“It is yet another assault on the poor and farmers who are finding it difficult to survive in the face of Prime Minister Narendra Modi’s irrational and unplanned demonetisation move,” the Congress leader alleged.
He extended his party’s support to the farmers protesting the Centre’s move under the banner of the Bhartiya Kisan Union (BKU) and All India Kisan Coordination Committee.
“The ban will completely break the back of the rural community in Punjab, already reeling under a massive cash crunch, particularly when the sowing season is on,” Amarinder claimed.
“How will the farmers buy seeds, fertilisers when they cannot exchange or deposit the Rs 500, Rs 1000 notes lying with them,” he asked.
“Does Modi expect these farmers, many of whom are under heavy debts, take more loans to tide them through these times. In any case, who will give them loan? The regular banks are themselves barely able to cope with the after-effects of demonetisation,” Amarinder said.
District cooperative banks do not have large coffers to handle the sudden crisis triggered by demonetisation. The latest restrictions by RBI can lead to closure of many of these banks, which have for long been the financial lifeline of the poor in Punjab, and rural areas in the country, he claimed.
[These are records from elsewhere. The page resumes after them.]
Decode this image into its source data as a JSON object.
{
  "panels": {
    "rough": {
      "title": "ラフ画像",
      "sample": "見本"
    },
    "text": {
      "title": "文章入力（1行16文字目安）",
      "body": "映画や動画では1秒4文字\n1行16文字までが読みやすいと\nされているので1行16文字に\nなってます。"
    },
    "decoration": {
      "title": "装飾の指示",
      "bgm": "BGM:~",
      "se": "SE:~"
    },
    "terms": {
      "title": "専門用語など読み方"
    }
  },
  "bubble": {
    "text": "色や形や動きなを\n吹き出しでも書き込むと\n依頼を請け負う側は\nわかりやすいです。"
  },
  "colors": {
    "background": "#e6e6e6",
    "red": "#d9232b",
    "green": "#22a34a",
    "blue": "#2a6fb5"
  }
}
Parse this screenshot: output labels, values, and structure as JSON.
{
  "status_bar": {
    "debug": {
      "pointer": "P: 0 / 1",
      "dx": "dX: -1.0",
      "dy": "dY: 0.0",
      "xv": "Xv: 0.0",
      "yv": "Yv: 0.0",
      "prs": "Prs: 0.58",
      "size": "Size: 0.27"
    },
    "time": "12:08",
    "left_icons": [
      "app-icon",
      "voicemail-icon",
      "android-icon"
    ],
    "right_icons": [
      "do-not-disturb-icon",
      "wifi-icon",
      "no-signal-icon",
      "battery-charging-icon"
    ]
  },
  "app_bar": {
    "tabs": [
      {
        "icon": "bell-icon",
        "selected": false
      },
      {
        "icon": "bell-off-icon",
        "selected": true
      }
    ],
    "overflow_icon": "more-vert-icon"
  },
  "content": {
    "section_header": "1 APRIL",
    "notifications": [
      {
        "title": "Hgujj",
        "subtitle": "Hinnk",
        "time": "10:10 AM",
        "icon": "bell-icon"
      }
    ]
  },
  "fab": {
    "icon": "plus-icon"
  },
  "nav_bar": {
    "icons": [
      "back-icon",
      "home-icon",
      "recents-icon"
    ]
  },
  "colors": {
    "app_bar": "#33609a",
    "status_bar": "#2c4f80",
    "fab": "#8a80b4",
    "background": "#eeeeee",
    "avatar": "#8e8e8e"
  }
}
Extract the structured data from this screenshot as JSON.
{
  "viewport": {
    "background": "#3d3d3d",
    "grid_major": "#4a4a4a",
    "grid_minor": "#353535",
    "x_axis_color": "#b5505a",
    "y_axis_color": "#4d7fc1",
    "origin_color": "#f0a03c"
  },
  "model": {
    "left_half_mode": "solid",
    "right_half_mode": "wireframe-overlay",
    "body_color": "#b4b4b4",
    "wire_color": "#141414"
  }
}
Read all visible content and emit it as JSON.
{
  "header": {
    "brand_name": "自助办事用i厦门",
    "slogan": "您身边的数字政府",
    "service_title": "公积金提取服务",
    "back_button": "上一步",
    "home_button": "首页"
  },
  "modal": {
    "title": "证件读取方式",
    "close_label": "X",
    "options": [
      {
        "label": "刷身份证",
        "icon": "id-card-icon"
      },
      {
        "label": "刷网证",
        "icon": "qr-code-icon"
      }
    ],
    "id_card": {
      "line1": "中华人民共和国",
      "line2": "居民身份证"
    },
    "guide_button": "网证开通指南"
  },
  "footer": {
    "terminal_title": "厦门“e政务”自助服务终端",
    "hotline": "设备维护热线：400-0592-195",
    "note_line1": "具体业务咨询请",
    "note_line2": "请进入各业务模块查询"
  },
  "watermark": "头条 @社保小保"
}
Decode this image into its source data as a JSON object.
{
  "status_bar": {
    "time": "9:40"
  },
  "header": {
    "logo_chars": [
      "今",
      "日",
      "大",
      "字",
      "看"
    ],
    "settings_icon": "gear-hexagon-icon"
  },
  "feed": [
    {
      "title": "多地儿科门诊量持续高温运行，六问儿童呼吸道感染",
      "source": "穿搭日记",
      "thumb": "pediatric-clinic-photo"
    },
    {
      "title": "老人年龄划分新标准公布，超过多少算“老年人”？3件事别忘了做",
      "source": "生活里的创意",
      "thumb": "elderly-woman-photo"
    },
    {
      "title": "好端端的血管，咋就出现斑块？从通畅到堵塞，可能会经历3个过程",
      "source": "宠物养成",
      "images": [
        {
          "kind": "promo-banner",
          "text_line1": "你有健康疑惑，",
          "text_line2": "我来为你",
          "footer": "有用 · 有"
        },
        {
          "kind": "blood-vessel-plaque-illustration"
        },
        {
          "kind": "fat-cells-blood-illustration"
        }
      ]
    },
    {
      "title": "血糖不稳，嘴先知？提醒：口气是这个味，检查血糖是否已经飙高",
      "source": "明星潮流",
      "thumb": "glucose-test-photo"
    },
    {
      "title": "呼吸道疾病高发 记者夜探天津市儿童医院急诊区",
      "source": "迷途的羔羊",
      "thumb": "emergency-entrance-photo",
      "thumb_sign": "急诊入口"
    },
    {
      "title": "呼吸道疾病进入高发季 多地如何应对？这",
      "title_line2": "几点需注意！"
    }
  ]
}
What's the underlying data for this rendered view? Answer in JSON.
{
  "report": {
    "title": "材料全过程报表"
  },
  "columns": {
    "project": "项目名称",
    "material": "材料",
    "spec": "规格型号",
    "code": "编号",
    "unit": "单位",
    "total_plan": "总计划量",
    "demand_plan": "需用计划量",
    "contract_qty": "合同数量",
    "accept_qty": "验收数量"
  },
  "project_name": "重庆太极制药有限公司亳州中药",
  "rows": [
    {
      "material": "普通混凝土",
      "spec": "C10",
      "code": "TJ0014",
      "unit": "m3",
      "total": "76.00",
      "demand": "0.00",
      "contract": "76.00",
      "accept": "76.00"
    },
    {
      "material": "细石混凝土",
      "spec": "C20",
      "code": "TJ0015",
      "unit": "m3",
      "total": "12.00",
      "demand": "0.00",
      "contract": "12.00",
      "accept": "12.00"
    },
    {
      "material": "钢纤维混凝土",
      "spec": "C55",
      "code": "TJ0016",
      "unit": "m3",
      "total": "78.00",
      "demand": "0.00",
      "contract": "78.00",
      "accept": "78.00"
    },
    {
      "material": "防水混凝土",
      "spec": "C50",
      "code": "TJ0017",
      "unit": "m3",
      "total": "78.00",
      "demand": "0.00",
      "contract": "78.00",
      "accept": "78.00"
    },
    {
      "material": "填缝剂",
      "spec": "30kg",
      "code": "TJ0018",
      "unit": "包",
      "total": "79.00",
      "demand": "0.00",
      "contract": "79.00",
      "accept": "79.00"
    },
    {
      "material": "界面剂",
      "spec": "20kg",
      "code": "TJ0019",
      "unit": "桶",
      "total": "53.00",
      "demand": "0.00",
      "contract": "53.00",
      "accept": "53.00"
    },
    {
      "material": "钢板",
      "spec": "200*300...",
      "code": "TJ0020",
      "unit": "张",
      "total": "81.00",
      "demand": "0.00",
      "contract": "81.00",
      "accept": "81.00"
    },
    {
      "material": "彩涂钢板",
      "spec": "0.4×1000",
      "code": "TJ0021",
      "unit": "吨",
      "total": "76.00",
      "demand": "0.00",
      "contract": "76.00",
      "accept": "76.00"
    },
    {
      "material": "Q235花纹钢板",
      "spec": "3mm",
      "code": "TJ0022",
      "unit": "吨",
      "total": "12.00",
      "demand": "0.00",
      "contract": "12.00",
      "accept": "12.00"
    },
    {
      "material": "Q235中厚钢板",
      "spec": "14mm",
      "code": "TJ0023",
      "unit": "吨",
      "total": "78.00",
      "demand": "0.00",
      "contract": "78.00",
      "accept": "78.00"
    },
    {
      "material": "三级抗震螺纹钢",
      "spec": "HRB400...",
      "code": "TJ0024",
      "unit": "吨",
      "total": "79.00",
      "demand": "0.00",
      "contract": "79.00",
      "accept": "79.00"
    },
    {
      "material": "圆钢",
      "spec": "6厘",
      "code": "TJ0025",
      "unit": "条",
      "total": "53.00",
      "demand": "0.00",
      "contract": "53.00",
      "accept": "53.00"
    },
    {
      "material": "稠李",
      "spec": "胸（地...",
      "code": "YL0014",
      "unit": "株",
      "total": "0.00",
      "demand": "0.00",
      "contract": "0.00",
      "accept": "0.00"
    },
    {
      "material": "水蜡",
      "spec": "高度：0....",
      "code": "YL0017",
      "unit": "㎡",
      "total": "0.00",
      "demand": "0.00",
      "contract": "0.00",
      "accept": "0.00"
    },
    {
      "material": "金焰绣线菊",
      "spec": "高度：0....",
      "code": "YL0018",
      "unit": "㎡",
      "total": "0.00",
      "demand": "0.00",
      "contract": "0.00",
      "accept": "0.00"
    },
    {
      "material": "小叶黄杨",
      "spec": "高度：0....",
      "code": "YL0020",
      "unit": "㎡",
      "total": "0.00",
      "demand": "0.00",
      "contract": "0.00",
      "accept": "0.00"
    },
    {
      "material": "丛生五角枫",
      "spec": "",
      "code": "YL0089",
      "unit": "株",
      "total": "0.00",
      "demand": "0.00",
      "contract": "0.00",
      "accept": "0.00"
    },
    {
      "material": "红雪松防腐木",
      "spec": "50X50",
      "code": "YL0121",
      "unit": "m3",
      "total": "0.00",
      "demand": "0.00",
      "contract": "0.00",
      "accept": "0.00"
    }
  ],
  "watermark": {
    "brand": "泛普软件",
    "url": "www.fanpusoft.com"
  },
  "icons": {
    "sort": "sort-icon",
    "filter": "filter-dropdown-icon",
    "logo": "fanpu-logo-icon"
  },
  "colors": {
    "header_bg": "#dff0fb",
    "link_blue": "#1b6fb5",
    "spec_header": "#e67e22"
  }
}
“The unjustified decision to stop them from accepting the demonetised currency notes will push the rural community to the brink of unprecedented disaster,” Amarinder claimed.
On government saying the cooperative banks did not have trained staff needed to distinguish real notes from fake, he said the government should have tried to strengthen the infrastructure and capabilities of these banks instead of bringing them on the verge of collapse.
“Instead of penalising or punishing the corrupt rich, the whole demonetisation affair seems to be targeting the poor who are finding it difficult to carry on in the absence of cash to meet their day-to-day needs,” he alleged.